• TASK REQUIREMENTS: A word-for-word printout of the listing below is needed.

• EXERCISE DATA:

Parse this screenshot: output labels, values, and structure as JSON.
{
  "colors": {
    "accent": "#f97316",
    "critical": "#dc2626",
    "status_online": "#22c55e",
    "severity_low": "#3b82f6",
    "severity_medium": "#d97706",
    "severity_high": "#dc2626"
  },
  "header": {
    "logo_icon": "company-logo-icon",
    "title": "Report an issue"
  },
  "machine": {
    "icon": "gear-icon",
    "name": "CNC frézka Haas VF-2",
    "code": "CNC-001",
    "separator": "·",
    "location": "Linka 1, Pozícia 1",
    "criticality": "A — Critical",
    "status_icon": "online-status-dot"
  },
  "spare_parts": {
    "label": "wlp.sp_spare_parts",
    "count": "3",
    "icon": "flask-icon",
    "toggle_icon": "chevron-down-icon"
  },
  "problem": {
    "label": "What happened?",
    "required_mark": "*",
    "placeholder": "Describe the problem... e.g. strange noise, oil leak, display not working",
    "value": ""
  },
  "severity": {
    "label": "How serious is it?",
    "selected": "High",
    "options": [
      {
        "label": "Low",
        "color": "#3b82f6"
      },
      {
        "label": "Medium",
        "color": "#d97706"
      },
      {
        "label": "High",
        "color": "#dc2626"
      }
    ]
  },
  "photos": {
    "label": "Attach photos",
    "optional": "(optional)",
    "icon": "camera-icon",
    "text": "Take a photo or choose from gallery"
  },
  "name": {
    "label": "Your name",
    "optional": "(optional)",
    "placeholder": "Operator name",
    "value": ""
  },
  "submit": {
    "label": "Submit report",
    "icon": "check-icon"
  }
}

• RESULT BELOW:
Parse this screenshot: output labels, values, and structure as JSON.
{
  "colors": {
    "accent": "#f97316",
    "critical": "#dc2626",
    "status_online": "#22c55e",
    "severity_low": "#3b82f6",
    "severity_medium": "#d97706",
    "severity_high": "#dc2626"
  },
  "header": {
    "logo_icon": "company-logo-icon",
    "title": "Report an issue"
  },
  "machine": {
    "icon": "gear-icon",
    "name": "CNC frézka Haas VF-2",
    "code": "CNC-001",
    "separator": "·",
    "location": "Linka 1, Pozícia 1",
    "criticality": "A — Critical",
    "status_icon": "online-status-dot"
  },
  "spare_parts": {
    "label": "wlp.sp_spare_parts",
    "count": "3",
    "icon": "flask-icon",
    "toggle_icon": "chevron-down-icon"
  },
  "problem": {
    "label": "What happened?",
    "required_mark": "*",
    "placeholder": "Describe the problem... e.g. strange noise, oil leak, display not working",
    "value": ""
  },
  "severity": {
    "label": "How serious is it?",
    "selected": "High",
    "options": [
      {
        "label": "Low",
        "color": "#3b82f6"
      },
      {
        "label": "Medium",
        "color": "#d97706"
      },
      {
        "label": "High",
        "color": "#dc2626"
      }
    ]
  },
  "photos": {
    "label": "Attach photos",
    "optional": "(optional)",
    "icon": "camera-icon",
    "text": "Take a photo or choose from gallery"
  },
  "name": {
    "label": "Your name",
    "optional": "(optional)",
    "placeholder": "Operator name",
    "value": ""
  },
  "submit": {
    "label": "Submit report",
    "icon": "check-icon"
  }
}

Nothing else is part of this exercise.